### What you should do
What lines of the data below hold the string "JSON"? Copy each one out.

Items listed in a dataset
+++

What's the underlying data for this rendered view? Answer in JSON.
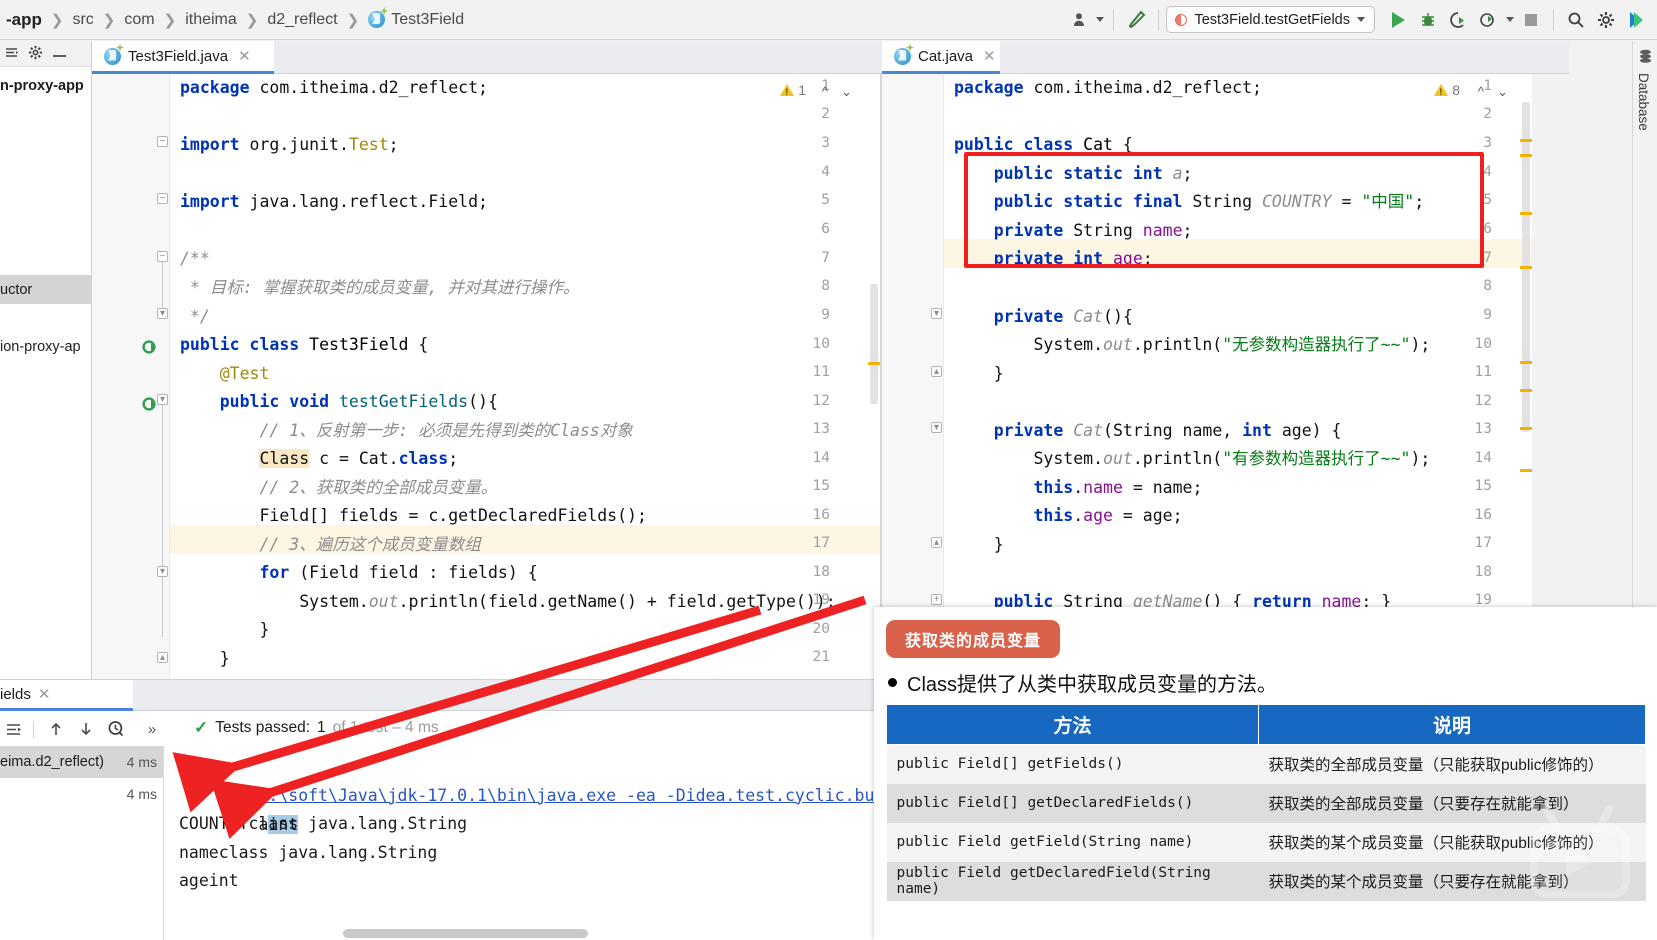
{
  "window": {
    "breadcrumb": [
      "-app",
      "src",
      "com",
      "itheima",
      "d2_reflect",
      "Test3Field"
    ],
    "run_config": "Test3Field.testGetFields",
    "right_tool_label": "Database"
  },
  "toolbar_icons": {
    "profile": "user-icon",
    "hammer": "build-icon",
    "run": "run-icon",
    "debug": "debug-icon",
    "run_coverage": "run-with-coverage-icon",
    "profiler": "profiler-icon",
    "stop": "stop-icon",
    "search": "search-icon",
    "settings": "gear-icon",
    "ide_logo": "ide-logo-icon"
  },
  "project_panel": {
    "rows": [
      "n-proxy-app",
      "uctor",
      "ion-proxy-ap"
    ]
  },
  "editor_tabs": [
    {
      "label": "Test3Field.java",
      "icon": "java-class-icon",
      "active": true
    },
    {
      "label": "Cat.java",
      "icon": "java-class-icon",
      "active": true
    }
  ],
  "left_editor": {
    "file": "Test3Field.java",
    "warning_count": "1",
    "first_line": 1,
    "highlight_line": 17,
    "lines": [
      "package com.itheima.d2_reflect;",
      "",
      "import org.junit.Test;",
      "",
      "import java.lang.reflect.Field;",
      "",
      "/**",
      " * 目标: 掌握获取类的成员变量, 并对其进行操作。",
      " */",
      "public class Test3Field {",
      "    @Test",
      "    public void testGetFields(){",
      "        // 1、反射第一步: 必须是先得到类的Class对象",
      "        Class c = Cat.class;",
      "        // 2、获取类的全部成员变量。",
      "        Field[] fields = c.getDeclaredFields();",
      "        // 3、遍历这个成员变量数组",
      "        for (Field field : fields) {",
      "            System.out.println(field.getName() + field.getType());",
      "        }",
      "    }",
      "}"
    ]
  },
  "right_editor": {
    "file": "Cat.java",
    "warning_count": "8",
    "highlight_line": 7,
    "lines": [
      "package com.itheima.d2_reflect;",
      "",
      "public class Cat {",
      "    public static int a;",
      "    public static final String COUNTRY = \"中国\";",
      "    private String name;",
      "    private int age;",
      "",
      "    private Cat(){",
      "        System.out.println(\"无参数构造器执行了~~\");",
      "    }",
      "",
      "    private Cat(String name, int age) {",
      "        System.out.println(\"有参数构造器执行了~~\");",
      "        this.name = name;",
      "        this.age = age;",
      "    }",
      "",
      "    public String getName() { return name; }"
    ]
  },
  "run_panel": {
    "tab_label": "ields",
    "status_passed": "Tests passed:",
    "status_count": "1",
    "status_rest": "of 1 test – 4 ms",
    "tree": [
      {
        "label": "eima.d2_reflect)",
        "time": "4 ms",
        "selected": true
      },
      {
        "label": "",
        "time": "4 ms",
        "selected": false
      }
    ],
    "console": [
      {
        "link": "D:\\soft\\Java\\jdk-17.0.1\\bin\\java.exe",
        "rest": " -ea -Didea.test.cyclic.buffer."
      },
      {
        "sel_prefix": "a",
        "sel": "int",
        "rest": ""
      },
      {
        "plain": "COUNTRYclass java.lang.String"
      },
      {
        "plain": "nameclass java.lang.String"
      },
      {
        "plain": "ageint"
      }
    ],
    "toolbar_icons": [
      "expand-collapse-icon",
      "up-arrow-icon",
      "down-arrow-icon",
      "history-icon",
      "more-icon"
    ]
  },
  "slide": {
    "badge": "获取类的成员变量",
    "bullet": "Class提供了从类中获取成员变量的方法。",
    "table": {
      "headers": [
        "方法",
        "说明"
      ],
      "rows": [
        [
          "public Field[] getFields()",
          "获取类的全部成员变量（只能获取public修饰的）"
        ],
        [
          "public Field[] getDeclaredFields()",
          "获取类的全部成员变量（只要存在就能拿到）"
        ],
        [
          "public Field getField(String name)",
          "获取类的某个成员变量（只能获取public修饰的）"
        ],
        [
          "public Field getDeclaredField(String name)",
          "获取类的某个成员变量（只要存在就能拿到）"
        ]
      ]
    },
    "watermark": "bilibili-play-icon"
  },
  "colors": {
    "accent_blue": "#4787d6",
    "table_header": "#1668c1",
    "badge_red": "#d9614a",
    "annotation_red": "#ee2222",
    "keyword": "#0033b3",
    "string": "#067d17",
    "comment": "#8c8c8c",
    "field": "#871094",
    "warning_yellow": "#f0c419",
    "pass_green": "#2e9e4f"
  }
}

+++

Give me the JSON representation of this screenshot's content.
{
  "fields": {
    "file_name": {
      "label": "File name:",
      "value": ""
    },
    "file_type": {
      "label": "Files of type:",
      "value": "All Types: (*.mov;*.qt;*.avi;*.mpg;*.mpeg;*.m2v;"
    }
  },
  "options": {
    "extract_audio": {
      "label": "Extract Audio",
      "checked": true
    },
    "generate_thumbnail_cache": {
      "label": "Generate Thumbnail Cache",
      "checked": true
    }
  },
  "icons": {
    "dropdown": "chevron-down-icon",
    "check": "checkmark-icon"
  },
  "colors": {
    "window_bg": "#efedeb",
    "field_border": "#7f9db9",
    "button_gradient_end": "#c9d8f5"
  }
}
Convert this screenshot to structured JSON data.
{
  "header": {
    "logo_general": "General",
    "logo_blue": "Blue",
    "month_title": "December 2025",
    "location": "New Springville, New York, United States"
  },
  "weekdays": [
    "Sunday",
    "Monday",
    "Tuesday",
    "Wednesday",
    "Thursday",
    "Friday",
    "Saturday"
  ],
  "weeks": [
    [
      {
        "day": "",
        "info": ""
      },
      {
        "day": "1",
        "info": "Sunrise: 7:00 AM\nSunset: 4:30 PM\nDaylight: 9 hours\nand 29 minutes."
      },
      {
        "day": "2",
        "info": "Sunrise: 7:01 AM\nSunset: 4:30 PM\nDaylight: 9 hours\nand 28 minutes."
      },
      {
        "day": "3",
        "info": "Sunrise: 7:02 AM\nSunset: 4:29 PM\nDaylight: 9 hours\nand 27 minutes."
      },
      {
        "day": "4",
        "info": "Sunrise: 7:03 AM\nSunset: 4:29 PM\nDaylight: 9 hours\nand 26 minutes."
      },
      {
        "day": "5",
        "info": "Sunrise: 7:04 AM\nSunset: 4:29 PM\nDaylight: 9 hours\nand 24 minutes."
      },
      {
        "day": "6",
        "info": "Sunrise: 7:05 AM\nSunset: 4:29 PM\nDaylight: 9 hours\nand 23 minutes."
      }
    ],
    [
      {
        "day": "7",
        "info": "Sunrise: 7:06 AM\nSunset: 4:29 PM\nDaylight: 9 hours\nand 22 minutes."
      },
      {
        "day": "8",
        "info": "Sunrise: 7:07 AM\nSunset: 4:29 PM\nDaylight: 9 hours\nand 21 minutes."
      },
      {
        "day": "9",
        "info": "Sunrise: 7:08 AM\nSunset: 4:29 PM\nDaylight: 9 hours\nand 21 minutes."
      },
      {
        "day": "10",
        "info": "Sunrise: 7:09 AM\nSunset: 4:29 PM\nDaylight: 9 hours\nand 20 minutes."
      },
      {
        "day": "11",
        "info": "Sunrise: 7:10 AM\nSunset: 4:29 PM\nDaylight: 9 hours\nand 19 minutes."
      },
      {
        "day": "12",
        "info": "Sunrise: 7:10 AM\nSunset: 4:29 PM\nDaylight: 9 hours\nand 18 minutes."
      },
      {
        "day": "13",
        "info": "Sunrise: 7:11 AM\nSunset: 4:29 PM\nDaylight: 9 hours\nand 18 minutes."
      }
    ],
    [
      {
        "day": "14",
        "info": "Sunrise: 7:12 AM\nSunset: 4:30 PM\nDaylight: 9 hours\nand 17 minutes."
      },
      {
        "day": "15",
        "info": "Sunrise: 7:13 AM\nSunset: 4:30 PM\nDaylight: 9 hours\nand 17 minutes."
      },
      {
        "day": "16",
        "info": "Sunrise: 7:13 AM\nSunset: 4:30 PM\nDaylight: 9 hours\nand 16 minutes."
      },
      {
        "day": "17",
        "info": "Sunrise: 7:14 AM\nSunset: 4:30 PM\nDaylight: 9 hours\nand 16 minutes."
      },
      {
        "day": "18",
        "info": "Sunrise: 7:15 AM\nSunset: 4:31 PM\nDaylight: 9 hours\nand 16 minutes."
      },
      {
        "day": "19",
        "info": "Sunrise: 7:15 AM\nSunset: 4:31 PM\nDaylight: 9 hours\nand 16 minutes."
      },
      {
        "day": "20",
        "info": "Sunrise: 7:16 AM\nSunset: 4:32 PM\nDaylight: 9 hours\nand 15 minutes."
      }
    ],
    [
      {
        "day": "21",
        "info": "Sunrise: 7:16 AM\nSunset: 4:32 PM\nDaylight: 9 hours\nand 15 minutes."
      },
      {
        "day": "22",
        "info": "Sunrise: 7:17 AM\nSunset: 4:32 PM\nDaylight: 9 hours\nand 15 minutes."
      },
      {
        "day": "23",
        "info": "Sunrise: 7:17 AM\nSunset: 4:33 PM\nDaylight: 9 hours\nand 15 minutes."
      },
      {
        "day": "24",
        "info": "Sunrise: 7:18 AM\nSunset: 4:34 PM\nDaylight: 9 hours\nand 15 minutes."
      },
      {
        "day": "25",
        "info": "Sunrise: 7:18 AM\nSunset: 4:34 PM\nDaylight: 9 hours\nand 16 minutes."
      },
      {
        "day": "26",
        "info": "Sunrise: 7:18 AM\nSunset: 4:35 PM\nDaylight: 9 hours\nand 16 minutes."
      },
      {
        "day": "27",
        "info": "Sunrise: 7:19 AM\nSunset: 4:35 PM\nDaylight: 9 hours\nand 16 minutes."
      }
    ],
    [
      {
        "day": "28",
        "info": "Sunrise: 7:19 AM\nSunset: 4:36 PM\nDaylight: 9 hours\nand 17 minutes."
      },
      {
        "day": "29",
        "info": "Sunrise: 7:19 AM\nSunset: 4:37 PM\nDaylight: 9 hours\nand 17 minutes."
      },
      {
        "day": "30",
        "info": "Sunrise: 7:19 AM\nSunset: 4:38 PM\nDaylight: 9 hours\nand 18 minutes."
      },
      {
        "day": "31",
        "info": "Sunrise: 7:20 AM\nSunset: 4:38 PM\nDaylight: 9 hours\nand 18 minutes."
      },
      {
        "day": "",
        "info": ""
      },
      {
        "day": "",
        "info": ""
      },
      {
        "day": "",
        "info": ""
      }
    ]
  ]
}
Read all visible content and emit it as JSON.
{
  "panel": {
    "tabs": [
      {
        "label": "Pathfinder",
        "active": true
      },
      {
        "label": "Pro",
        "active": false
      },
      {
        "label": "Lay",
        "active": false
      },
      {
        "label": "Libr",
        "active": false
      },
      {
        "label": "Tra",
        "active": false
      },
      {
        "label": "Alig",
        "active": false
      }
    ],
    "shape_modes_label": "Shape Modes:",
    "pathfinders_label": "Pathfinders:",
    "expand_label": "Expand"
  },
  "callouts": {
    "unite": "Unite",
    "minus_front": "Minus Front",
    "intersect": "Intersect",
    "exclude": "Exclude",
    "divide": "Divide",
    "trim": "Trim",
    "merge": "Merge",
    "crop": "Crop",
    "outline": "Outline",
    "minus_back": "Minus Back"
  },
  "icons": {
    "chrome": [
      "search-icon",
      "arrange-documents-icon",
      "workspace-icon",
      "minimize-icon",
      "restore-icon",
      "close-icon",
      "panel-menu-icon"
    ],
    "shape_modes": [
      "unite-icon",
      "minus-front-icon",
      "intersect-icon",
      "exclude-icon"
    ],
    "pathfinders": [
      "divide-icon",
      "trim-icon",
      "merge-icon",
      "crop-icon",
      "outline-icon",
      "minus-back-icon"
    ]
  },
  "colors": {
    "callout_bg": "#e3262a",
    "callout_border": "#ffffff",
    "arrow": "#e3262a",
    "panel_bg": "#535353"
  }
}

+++

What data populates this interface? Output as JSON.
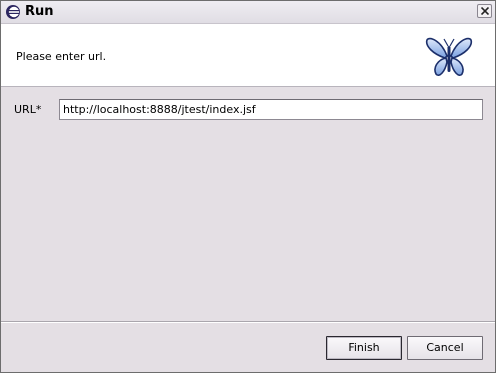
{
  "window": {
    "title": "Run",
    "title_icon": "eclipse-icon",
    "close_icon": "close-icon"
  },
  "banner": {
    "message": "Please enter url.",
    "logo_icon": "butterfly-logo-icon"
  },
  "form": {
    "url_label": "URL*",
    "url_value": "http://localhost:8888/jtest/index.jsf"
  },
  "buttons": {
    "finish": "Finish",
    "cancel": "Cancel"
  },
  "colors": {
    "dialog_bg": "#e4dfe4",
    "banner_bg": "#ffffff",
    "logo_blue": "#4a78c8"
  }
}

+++

### Finished task
What's the underlying data for this rendered view? Answer in JSON.
Give me the JSON representation of this screenshot's content.
Convert this screenshot to structured JSON data.
Read all visible content and emit it as JSON.
What data populates this interface? Output as JSON.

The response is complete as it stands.